Exercise directions :: Your answer should be a number only: the count of lines in the following entries that contain "Messenger".

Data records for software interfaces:

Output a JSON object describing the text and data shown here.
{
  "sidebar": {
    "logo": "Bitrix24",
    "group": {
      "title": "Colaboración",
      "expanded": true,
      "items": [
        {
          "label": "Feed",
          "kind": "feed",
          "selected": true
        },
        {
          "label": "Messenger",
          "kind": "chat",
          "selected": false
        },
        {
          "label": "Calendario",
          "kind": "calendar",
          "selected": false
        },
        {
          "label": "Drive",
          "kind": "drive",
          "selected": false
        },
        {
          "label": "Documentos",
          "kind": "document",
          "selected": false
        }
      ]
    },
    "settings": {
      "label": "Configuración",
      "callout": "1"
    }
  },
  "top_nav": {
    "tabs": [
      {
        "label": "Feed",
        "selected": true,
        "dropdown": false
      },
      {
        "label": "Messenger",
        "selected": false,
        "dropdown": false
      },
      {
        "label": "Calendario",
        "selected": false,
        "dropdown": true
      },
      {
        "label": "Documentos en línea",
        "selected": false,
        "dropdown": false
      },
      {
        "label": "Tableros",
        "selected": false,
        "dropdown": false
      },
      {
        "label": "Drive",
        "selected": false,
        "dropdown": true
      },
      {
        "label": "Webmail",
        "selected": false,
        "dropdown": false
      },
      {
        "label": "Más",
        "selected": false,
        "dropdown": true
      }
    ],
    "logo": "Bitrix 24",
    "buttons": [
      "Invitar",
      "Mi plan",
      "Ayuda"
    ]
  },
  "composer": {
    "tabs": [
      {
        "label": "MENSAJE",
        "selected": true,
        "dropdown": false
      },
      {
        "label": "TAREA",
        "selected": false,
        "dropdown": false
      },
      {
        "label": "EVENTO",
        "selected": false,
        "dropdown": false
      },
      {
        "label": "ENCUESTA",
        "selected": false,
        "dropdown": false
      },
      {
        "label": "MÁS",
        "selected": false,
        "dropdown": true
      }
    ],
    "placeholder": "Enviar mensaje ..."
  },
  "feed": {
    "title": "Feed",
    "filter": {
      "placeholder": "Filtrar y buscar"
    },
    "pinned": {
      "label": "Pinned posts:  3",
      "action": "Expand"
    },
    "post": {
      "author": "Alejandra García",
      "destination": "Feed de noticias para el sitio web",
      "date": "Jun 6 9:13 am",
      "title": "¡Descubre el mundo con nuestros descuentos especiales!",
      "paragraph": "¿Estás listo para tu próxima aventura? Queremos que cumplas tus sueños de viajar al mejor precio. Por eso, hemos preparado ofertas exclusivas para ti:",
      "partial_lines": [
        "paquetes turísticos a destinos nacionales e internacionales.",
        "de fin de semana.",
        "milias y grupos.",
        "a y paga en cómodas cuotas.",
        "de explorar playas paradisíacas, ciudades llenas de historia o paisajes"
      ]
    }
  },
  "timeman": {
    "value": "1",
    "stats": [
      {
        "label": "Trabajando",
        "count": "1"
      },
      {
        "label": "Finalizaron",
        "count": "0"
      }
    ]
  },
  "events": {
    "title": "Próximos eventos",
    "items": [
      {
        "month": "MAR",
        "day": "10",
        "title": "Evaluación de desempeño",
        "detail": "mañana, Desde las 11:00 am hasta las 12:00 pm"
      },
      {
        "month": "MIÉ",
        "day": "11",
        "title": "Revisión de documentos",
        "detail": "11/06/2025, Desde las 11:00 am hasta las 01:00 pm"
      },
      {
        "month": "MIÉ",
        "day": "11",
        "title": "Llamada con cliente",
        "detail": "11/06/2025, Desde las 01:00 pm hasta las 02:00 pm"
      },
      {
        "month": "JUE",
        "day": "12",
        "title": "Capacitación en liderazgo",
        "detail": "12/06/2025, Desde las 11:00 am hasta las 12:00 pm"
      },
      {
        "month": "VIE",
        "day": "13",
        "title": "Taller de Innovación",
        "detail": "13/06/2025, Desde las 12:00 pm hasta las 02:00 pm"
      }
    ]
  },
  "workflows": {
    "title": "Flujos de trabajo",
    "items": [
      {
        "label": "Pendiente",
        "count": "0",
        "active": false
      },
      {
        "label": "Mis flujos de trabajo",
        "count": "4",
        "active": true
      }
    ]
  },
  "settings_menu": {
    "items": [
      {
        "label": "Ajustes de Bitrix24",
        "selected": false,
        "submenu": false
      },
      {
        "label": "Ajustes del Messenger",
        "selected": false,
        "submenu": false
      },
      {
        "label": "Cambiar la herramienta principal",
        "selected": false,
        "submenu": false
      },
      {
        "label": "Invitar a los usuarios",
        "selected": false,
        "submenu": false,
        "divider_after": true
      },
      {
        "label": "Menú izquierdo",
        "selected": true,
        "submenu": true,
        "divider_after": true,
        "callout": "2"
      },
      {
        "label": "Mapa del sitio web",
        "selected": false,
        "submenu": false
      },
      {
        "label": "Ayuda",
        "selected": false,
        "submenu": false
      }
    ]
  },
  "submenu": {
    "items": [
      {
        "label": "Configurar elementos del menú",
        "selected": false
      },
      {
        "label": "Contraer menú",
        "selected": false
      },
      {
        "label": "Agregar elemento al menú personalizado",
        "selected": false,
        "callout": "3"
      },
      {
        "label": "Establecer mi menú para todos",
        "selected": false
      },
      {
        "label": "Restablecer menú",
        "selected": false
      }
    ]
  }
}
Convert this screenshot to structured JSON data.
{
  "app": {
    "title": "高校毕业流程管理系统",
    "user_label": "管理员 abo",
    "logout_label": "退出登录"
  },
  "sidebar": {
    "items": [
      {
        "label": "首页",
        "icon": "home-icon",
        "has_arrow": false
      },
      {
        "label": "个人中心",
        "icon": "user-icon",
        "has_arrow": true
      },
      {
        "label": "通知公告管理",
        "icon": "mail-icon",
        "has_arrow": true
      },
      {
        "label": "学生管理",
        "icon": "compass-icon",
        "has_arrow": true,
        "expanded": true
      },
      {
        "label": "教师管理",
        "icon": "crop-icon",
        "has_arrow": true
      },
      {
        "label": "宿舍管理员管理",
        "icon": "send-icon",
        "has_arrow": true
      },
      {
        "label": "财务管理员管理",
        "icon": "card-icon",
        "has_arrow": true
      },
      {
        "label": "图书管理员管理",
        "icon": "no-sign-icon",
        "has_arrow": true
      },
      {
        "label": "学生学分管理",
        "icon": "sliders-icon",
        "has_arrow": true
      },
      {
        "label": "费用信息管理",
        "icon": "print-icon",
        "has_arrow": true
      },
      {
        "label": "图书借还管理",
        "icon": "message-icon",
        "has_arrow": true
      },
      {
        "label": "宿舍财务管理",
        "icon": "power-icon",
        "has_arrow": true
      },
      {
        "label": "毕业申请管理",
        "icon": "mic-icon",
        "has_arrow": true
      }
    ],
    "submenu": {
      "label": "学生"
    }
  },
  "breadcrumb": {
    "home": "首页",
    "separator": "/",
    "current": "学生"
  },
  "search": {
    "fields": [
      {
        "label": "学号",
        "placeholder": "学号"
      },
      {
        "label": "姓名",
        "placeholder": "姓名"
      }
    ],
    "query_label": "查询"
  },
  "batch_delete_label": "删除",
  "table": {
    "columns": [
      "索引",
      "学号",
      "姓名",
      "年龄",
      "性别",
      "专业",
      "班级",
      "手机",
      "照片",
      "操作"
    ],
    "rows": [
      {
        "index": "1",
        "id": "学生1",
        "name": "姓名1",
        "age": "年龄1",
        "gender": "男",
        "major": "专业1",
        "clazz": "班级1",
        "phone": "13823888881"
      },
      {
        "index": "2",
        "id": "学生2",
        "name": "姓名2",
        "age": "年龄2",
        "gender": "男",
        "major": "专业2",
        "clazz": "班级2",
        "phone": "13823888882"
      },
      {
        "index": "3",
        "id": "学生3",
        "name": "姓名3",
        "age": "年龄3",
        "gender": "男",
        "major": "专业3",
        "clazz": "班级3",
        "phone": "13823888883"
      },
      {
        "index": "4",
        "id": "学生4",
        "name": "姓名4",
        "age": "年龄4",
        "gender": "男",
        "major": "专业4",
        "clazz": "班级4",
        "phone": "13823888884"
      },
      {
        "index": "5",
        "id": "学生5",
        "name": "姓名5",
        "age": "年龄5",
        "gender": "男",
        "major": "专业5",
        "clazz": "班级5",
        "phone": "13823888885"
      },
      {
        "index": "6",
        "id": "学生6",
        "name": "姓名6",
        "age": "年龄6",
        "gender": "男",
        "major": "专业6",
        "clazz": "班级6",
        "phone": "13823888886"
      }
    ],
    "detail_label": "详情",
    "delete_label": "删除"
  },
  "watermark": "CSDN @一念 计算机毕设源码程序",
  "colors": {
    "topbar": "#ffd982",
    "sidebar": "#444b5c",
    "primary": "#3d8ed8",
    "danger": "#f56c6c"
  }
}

Task response :: 3